There has been a great deal of conversation and debate regarding device choice in our schools throughout the state, over the last decade or so. I’ve participated in a number of these debates over “which device is best for students”. The more I discuss this with folks throughout the state, the more I am resorting to the grim reality that there truly isn’t an ideal device for a school corporation. What I DO believe is that there can be an ideal device for specific subsets of students. The challenges lie in choosing wisely, providing proper support, financial considerations, and infrastructure.
This quandary became very apparent to me in a conversation that I just had involving myself, our Director of Special Education, and our Superintendent. We were discussing technology moving forward for next year and specifically, the unique needs of some of our special education students. We are currently 1:1 with Chromebooks in K-12, but we have a hybrid environment in 9-12, as some programs necessitate Windows machines. I have always believed that iPads are great devices for Pre-K through maybe 2nd grade. I have also always been in favor of supporting a hybrid environment in each building based on the specific strengths of each device. For example, in a middle/high school setting, I love having Chromebooks as our student devices, but also offering curriculum that is Windows based. I also support mobile carts with iPads to provide exposure to some of the best creativity apps available.

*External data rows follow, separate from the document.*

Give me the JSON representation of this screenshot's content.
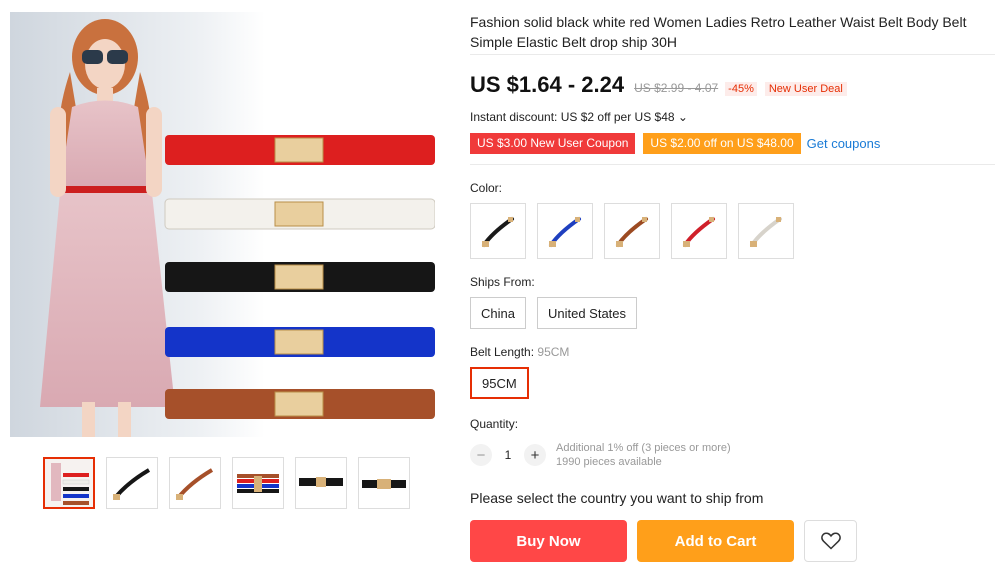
{
  "product": {
    "title": "Fashion solid black white red Women Ladies Retro Leather Waist Belt Body Belt Simple Elastic Belt drop ship 30H"
  },
  "pricing": {
    "price": "US $1.64 - 2.24",
    "old_price": "US $2.99 - 4.07",
    "discount": "-45%",
    "deal_badge": "New User Deal",
    "instant_discount": "Instant discount: US $2 off per US $48 ⌄"
  },
  "coupons": {
    "new_user": "US $3.00 New User Coupon",
    "off": "US $2.00 off on US $48.00",
    "get_label": "Get coupons"
  },
  "color": {
    "label": "Color:",
    "options": [
      {
        "name": "black",
        "color": "#1a1a1a"
      },
      {
        "name": "blue",
        "color": "#1f3fbf"
      },
      {
        "name": "brown",
        "color": "#9c4a22"
      },
      {
        "name": "red",
        "color": "#d0202a"
      },
      {
        "name": "white",
        "color": "#ecebe6"
      }
    ]
  },
  "ships_from": {
    "label": "Ships From:",
    "options": [
      "China",
      "United States"
    ]
  },
  "belt_length": {
    "label": "Belt Length: ",
    "selected_value": "95CM",
    "options": [
      "95CM"
    ]
  },
  "quantity": {
    "label": "Quantity:",
    "minus": "−",
    "value": "1",
    "plus": "+",
    "note_line1": "Additional 1% off (3 pieces or more)",
    "note_line2": "1990 pieces available"
  },
  "ship_message": "Please select the country you want to ship from",
  "actions": {
    "buy_now": "Buy Now",
    "add_to_cart": "Add to Cart"
  },
  "gallery": {
    "main_belts": [
      {
        "name": "red",
        "color": "#dd1f1f"
      },
      {
        "name": "white",
        "color": "#f3f1ec"
      },
      {
        "name": "black",
        "color": "#161616"
      },
      {
        "name": "blue",
        "color": "#1434c9"
      },
      {
        "name": "brown",
        "color": "#a6502a"
      }
    ],
    "thumbnails": [
      "model-with-belts",
      "black-belt",
      "brown-belt",
      "belt-stack",
      "black-belt-flat",
      "black-belt-buckle"
    ]
  },
  "colors": {
    "accent_red": "#e62e04",
    "buy_red": "#ff4747",
    "cart_orange": "#ff9f1a",
    "link_blue": "#1a7bd6"
  }
}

Basically, I want all of the devices…everywhere!
Unfortunately, this is where idealism and logistics collide. This collision point is where most school corporations are forced to make tough decisions, that, in many cases, must be financial and logistic decisions, rather than learning decisions. The inconvenient truth is that most school corporations simply cannot afford the “ideal” setup, and can’t support it if they CAN afford it.
Another example of this technology conundrum recently came about when discussing with teachers what the best/preferred display would be in their rooms. Again, one size fits none! We can see the most value in a mobile touch display on an adjustable height cart in our K-5 grades, a similar setup in our middle grades, but less need for an interactive touch panel in our secondary levels. However, the ability to cast to a display could be helpful, if not completely frightening, at the high school level. Throw in the role of assistive technology and the benefits of practice with fine motor skills for some of our special education students, cost analysis of touchscreens versus other types of display panels, versus projectors, mobile versus mounted displays, replacement and maintenance costs, and we end up in a really tough spot to make a decision!
Overall, what I guess I’m getting at is this: A superficial conversation about device choices in schools can be interesting and can certainly spark allegiances on Twitter, but only with a deep analysis, outreach to teachers in all content areas and grade levels, intensive analysis of cost/maintenance/replacement/etc., and a clearly stated plan for both initial and ongoing professional development can we make what I would call the “most informed” decision we can make for our schools, teachers, and students.
Coordinator of Digital Learning
Twin Lakes School Corporation